* **EXERCISE DESCRIPTION**
Your answer needs to include each line of the records in which the string "text" can be found.
►
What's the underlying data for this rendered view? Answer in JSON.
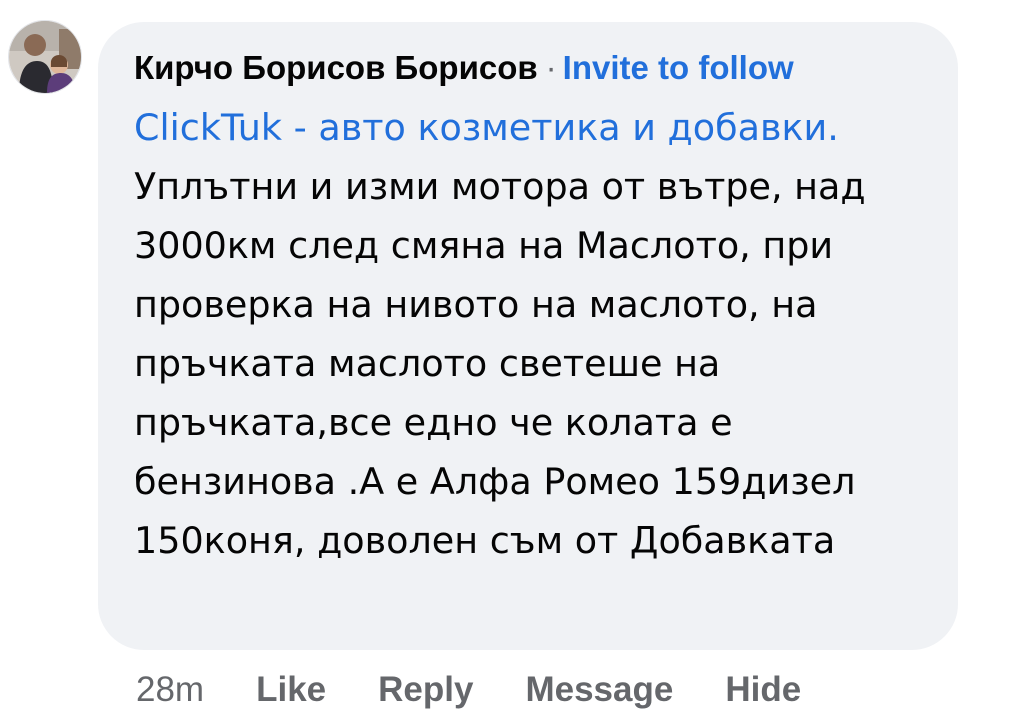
{
  "comment": {
    "author": "Кирчо Борисов Борисов",
    "separator": "·",
    "invite_label": "Invite to follow",
    "mention": "ClickTuk - авто козметика и добавки.",
    "text": "Уплътни и изми мотора от вътре, над 3000км след смяна на Маслото, при проверка на нивото на маслото, на пръчката маслото светеше на пръчката,все едно че колата е бензинова .А е Алфа Ромео 159дизел 150коня, доволен съм от Добавката",
    "avatar_icon": "profile-photo",
    "colors": {
      "bubble": "#f0f2f5",
      "link": "#216fdb",
      "meta": "#65676b",
      "text": "#050505"
    }
  },
  "actions": {
    "time": "28m",
    "like": "Like",
    "reply": "Reply",
    "message": "Message",
    "hide": "Hide"
  }
}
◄
* **RESPONSE AREA**
    "text": "Уплътни и изми мотора от вътре, над 3000км след смяна на Маслото, при проверка на нивото на маслото, на пръчката маслото светеше на пръчката,все едно че колата е бензинова .А е Алфа Ромео 159дизел 150коня, доволен съм от Добавката",
      "text": "#050505"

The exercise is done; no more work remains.